The Vote Must Be Wrong

TAKEAWAY If a board member feels that an election is questionable, he or she would be wise to make sure there are enough facts to back up the claim. It appears that in this case the former board president may have been so aggrieved that she didn’t obtain the board position she wanted that she was willing to spend her time and money, and that of the co-op’s also, to challenge the election outcome without the necessary proof. Unfortunately, lawsuits such as this tend to affect the collegiality of any board, and while it’s unclear why, the decision in this case points out that the president of this board has already resigned.



WHAT HAPPENED At 220 East 67th St, Alyx Kilian, a former board president and current board member, challenged the co-op’s 2022 board election. Ten candidates ran for office, and Kilian received the fifth highest number of votes. After the election results were tallied, the directors elected a president (who was second in votes) and a vice-president (who was fourth in votes). Kilian wanted the election results to be set aside for several reasons and filed a petition to make that happen. She alleged a discrepancy between the number of shares actually cast and the number of votes that were counted by the election inspectors; that because the newly elected president and vice-president were not shareholders and/or members of the co-op they were not eligible to serve on the board or be elected as officers; that the election inspector was improperly appointed; and that in the past the co-op’s attorney had given her a spreadsheet showing who voted for whom, but now she was only able to get a final vote tally from the property’s managing agent, who had served as the election inspector.

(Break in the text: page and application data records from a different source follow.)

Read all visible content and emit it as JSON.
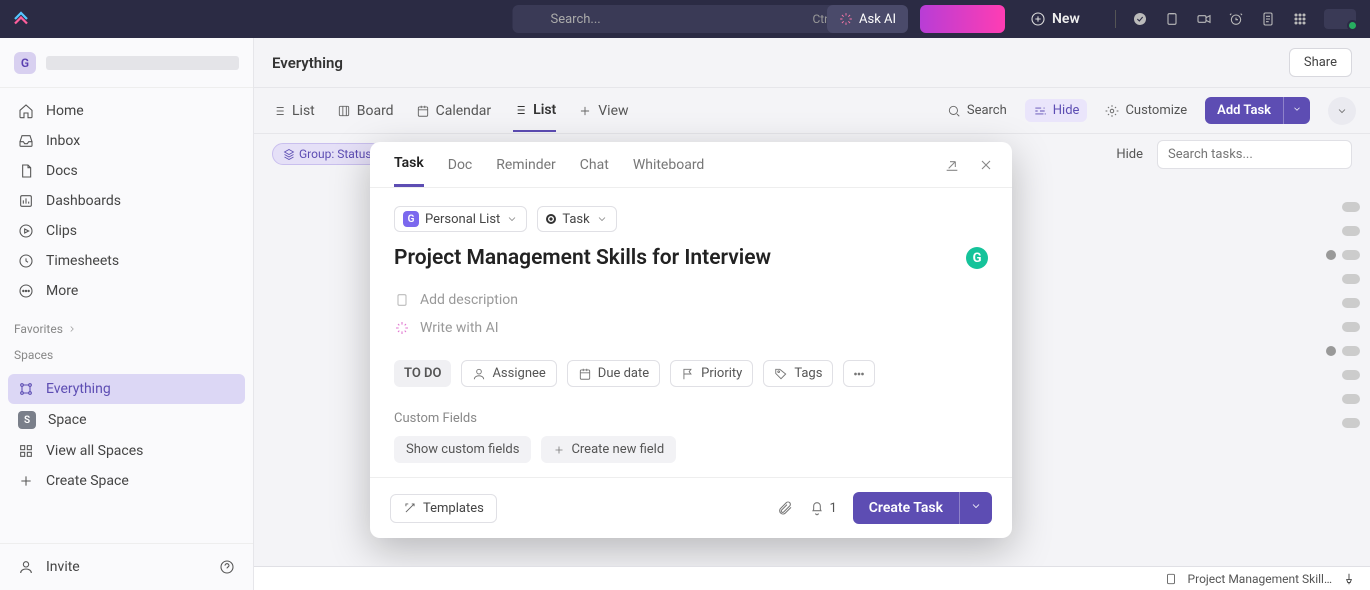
{
  "topbar": {
    "search_placeholder": "Search...",
    "search_shortcut": "Ctrl+K",
    "ask_ai": "Ask AI",
    "new": "New"
  },
  "workspace": {
    "initial": "G"
  },
  "sidebar": {
    "nav": [
      {
        "label": "Home"
      },
      {
        "label": "Inbox"
      },
      {
        "label": "Docs"
      },
      {
        "label": "Dashboards"
      },
      {
        "label": "Clips"
      },
      {
        "label": "Timesheets"
      },
      {
        "label": "More"
      }
    ],
    "favorites_label": "Favorites",
    "spaces_label": "Spaces",
    "spaces": [
      {
        "label": "Everything",
        "active": true
      },
      {
        "label": "Space",
        "initial": "S"
      },
      {
        "label": "View all Spaces"
      },
      {
        "label": "Create Space"
      }
    ],
    "invite": "Invite"
  },
  "main": {
    "title": "Everything",
    "share": "Share",
    "views": [
      {
        "label": "List"
      },
      {
        "label": "Board"
      },
      {
        "label": "Calendar"
      },
      {
        "label": "List",
        "active": true
      },
      {
        "label": "View",
        "add": true
      }
    ],
    "toolbar": {
      "search": "Search",
      "hide": "Hide",
      "customize": "Customize",
      "add_task": "Add Task"
    },
    "filter": {
      "group": "Group: Status",
      "hide": "Hide",
      "search_placeholder": "Search tasks..."
    }
  },
  "modal": {
    "tabs": [
      "Task",
      "Doc",
      "Reminder",
      "Chat",
      "Whiteboard"
    ],
    "active_tab": "Task",
    "location": {
      "list": "Personal List",
      "type": "Task",
      "initial": "G"
    },
    "title": "Project Management Skills for Interview",
    "add_description": "Add description",
    "write_ai": "Write with AI",
    "chips": {
      "todo": "TO DO",
      "assignee": "Assignee",
      "due": "Due date",
      "priority": "Priority",
      "tags": "Tags"
    },
    "custom_fields_label": "Custom Fields",
    "show_cf": "Show custom fields",
    "create_cf": "Create new field",
    "templates": "Templates",
    "bell_count": "1",
    "create": "Create Task"
  },
  "bottombar": {
    "draft": "Project Management Skill…"
  }
}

IN COURT Alyx Kilian was not successful in persuading the court. The court found that there were no irregularities in the election result; the managing agent was entitled to be appointed inspector of election, as it had been for many years including the time period when Kilian was serving as the board president; and that a final vote tally that included a breakdown of how many votes each candidate received was sufficient. The court found there was no basis to allow Kilian to see which neighbors voted for her and who voted against her. COUNSEL For Alyx Kilian STEVEN LANDY, DAVID WOLF Landy Wolf / For the co-op corporation and individual board members MARIA BOBORIS, MANU DAVIDSON Braverman Greenspun / Judge Arlene P. Bluth